Component data from apps and pages:

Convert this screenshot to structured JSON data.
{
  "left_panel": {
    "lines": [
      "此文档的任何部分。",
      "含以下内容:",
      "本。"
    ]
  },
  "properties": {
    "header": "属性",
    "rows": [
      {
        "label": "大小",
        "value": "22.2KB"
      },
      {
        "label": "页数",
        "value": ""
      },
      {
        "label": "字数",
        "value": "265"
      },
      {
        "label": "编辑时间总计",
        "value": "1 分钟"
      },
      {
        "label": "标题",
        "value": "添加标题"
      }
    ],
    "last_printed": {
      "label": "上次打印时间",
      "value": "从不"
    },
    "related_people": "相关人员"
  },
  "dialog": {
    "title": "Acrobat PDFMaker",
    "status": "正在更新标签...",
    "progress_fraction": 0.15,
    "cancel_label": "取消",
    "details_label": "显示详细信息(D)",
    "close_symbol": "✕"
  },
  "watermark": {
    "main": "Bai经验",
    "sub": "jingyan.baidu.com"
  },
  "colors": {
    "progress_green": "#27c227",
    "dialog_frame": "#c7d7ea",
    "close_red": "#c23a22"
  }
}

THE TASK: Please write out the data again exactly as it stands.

OUTPUT OF THE TASK:
Convert this screenshot to structured JSON data.
{
  "left_panel": {
    "lines": [
      "此文档的任何部分。",
      "含以下内容:",
      "本。"
    ]
  },
  "properties": {
    "header": "属性",
    "rows": [
      {
        "label": "大小",
        "value": "22.2KB"
      },
      {
        "label": "页数",
        "value": ""
      },
      {
        "label": "字数",
        "value": "265"
      },
      {
        "label": "编辑时间总计",
        "value": "1 分钟"
      },
      {
        "label": "标题",
        "value": "添加标题"
      }
    ],
    "last_printed": {
      "label": "上次打印时间",
      "value": "从不"
    },
    "related_people": "相关人员"
  },
  "dialog": {
    "title": "Acrobat PDFMaker",
    "status": "正在更新标签...",
    "progress_fraction": 0.15,
    "cancel_label": "取消",
    "details_label": "显示详细信息(D)",
    "close_symbol": "✕"
  },
  "watermark": {
    "main": "Bai经验",
    "sub": "jingyan.baidu.com"
  },
  "colors": {
    "progress_green": "#27c227",
    "dialog_frame": "#c7d7ea",
    "close_red": "#c23a22"
  }
}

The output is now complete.